In the field of disaster risk management a large inventory of adaptive responses to climate-induced and socio-economically-driven hazards has been developed. Although this inventory comprises a wide array of structural and non-structural measures, one of the most effective adaptive responses is (for many reasons) rarely considered: planned relocations of at-risk residents. Both, the scientific literature and practical experiences in disaster risk management, show that planned relocations are usually regarded as the ultima ratio, only taken into account if other adaptation strategies are ineffective or unavailable (McMichael et al. 2012). In Austria, however, one relocation project has already been administered, after the severe flood event in the Machland region in 2002 and as early as the 1970s, and another large-scale relocation project is currently underway in the Eferding Basin after the severe flood in 2013.
Given that planned relocations are increasingly considered as a response to climate-induced hazards in Austria and internationally, RELOCATE2016‑2018 aims to shed light on the social, spatial and economic implications of moving households away from risk areas. To our knowledge, there is not a single study in Austria that systematically examined the factors that drive households’ relocation decisions or assessed socio-economic and spatial consequences. The ongoing relocation project in the Eferding Basin is a rare and unique chance for Austria’s scientific and policy community to gain practical insights into the „social experiment“ of relocating private households. RELOCATE2016‑2018 aims to contribute to a yet uncharted territory by assessing how transformative processes of planned relocations evolve over time in the cases of the Machland region and the Eferding Basin.
Background and Research Questions

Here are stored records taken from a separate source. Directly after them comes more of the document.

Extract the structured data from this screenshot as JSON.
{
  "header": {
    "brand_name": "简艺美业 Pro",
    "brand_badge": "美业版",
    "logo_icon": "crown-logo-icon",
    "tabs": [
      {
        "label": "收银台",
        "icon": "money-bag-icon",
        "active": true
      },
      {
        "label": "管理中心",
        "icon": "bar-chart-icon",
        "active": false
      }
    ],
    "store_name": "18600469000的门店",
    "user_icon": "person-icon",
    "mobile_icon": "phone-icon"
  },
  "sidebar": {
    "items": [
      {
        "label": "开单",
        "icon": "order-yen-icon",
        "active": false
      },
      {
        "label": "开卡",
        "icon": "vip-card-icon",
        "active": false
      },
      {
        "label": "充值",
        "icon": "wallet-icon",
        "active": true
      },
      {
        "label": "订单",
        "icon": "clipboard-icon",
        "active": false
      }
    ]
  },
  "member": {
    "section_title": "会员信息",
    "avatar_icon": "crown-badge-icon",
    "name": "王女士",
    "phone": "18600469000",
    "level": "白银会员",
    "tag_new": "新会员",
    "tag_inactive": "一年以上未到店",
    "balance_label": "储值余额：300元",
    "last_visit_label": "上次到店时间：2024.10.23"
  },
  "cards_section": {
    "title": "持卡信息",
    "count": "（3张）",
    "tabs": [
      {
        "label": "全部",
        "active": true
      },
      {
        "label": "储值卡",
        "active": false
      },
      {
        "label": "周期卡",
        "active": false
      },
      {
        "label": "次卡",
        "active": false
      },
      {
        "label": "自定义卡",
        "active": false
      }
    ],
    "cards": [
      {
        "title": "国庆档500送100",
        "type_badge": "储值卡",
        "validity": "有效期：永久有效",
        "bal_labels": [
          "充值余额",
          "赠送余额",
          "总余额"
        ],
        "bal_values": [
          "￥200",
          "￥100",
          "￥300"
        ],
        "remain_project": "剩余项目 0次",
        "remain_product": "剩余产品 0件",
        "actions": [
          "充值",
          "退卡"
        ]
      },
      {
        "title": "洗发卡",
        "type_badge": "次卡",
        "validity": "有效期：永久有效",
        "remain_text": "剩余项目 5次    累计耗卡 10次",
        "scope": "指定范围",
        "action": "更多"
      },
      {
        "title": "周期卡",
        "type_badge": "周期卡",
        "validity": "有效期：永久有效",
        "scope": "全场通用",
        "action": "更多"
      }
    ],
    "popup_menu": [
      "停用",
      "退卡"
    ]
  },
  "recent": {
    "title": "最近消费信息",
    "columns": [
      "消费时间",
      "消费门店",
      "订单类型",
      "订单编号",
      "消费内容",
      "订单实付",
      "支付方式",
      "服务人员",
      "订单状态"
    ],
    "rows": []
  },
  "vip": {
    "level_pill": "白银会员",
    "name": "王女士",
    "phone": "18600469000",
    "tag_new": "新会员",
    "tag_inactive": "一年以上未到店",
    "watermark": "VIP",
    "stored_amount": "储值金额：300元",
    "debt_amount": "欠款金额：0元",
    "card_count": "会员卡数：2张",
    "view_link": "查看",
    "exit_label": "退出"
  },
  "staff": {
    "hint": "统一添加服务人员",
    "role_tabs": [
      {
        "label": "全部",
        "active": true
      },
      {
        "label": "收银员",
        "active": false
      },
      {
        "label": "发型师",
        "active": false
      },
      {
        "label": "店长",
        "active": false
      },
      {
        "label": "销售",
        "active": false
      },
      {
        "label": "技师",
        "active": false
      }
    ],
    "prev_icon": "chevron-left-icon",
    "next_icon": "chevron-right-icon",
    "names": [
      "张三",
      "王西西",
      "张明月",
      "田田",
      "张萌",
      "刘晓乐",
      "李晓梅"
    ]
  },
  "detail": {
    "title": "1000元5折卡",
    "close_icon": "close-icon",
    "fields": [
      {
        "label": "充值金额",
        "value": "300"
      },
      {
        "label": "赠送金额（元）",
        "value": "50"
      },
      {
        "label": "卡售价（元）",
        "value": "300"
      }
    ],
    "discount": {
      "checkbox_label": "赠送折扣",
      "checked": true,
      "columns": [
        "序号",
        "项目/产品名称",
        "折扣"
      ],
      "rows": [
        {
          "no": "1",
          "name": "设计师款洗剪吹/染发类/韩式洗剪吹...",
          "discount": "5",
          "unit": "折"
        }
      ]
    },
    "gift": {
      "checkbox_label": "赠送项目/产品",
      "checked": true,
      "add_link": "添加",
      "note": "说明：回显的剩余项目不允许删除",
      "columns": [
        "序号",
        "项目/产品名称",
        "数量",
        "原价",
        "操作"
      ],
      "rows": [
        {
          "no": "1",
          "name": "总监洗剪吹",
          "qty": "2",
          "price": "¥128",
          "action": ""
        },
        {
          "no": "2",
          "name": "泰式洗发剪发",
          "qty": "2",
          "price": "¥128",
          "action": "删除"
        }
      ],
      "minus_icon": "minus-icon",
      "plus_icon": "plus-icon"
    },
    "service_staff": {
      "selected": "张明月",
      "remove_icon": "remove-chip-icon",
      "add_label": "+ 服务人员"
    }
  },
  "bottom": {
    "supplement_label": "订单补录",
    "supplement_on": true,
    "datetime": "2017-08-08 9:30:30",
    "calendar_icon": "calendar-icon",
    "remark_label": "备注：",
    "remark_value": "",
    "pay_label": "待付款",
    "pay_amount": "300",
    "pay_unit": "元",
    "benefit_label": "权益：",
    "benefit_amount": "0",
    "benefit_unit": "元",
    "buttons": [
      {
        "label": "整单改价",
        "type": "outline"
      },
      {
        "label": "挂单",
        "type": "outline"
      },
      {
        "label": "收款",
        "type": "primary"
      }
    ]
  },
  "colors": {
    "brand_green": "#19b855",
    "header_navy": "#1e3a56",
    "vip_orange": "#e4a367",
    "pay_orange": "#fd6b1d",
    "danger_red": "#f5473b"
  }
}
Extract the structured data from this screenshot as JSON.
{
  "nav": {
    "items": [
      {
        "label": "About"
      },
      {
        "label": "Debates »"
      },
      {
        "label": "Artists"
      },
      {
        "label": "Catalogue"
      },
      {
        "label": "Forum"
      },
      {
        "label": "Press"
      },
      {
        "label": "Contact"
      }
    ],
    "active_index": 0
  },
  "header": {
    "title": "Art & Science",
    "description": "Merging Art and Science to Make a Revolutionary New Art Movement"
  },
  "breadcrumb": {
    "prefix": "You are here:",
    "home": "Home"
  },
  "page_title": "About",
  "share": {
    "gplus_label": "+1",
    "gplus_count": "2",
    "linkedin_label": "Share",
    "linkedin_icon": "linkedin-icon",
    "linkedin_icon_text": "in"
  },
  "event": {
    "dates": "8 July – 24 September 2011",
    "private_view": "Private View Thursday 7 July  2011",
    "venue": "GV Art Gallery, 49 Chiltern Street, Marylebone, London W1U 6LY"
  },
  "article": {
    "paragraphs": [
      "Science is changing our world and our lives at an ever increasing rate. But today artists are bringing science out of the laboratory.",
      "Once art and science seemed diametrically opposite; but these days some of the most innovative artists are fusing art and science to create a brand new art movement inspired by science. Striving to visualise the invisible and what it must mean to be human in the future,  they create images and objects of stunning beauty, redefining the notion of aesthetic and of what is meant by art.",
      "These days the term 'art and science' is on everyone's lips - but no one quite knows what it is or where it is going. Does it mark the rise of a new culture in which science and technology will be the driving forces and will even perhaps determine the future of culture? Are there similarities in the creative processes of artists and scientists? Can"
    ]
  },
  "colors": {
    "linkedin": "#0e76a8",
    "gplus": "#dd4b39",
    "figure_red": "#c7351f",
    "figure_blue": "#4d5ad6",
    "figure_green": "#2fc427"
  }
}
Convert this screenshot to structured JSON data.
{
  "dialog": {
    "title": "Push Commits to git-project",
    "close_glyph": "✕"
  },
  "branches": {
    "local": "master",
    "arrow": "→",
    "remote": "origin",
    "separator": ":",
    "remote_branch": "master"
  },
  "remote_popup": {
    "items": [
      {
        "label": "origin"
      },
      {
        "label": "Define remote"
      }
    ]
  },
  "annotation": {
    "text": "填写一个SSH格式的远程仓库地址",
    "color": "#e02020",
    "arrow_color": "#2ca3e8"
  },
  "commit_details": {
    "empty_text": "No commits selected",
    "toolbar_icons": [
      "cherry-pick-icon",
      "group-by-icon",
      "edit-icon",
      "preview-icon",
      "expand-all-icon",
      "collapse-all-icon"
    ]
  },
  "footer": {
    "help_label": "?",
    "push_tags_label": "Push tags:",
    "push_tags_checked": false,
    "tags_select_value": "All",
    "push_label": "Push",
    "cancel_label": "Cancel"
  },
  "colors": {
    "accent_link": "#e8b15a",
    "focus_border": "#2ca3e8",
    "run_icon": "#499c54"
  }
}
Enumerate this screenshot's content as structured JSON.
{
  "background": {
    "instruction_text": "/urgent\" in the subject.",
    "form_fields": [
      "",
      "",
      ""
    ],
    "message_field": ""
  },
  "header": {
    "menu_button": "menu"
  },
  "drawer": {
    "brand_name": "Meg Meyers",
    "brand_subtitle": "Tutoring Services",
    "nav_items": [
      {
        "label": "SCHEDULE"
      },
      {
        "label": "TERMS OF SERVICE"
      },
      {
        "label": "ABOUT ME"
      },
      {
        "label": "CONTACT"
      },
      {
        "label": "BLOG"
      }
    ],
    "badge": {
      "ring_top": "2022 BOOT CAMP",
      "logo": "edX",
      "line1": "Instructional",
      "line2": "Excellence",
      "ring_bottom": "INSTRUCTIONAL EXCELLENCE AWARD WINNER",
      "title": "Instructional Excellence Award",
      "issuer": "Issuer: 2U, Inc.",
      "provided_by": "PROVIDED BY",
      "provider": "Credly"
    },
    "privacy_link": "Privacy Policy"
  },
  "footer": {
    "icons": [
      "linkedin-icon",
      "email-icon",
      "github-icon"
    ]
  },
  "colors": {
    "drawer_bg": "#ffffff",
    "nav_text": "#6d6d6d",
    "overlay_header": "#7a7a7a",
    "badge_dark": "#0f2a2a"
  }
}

The relocation of flood-prone residents is a passive adaptation instrument aiming at permanently reducing vulnerability (Habersack et al. 2009). Despite its obvious effectiveness however, relocation is a highly contested measure – legally, social and economically. Residents who are affected by relocations are confronted with profound live-changing challenges: overcoming emotional attachment to the place left behind and adapting to a new residency, as well as coping with financial burden and re-building a neighbourly social network. Since policymakers expect primarily negative social and economic impacts, many hesitate over proposing relocation measures. A high probability of low acceptance, public protest and media attention contributes to these reservations.
RELOCATE2016-2018 aims to understand how planned relocations transform risks, community structures and stakeholder relations over time. The project tracks actors in this region in situ over a timespan of several years, to examine how the social, spatial and economic impacts of relocations evolve and how they are constantly re-adjusted by the stakeholders involved. RELOCATE2016-2018 complements common approaches in risk assessment by adopting a perspective on the less tangible, long-term effects of voluntary planned relocation. In this endeavour the following key research questions address multiple angles:
- illustrating how economic, emotional, risk and social dimensions underpin household decisions to accept or decline a home buyout offer
- exploring the coping process and related outcome trajectories of both households who leave and households who stay
- assessing dynamic processes in the design, negotiation and implementation of planned relocation in Austrian flood risk management over the last five decades. Using the multiple streams approach, occurrences of policy windows in the problem, political, policy and population streams are mapped to policy changes.
- evaluating how financial recovery schemes are actually linked to ongoing and past relocation processes
RELOCATE2016-2018 is the second building block towards a long-term longitudinal study of the Machland and Eferding regions. The project builds on 2015 baseline data already obtained in the Eferding basin as part of the ongoing pre-project RELOCATE (funded in StartClim 2015). The project consortium is strongly committed to continue this timeline beyond 2018 in future projects. Since numerous socio-economic and land-use impacts are to be expected to emerge in the long run, collecting continuous data in yearly intervals appears to be crucial to make transformative processes in relocation activities visible.
In terms of scientific advancement RELOCATE2016-2018 generates valuable insights into both the factors that support or impede relocation measures, and the socio-economic and spatial consequences of moving residents in order to reduce potential damages to humans and property.
Besides the scientific community, practitioners are also expected to benefit from the project results. RELOCATE2016-2018 produces new insights for the science-policy interface with respect to planned relocations in the context of climate change adaptation. The findings are condensed into a practitioner’s guidebook for policymakers in other regions in Austria, who consider implementing planned relocations in their own jurisdictions. This guidebook provides compact, hands-on advice how to avoid institutional deadlock and communicative pitfalls, and how to prepare early for cushioning detrimental social, economic and land-use impacts.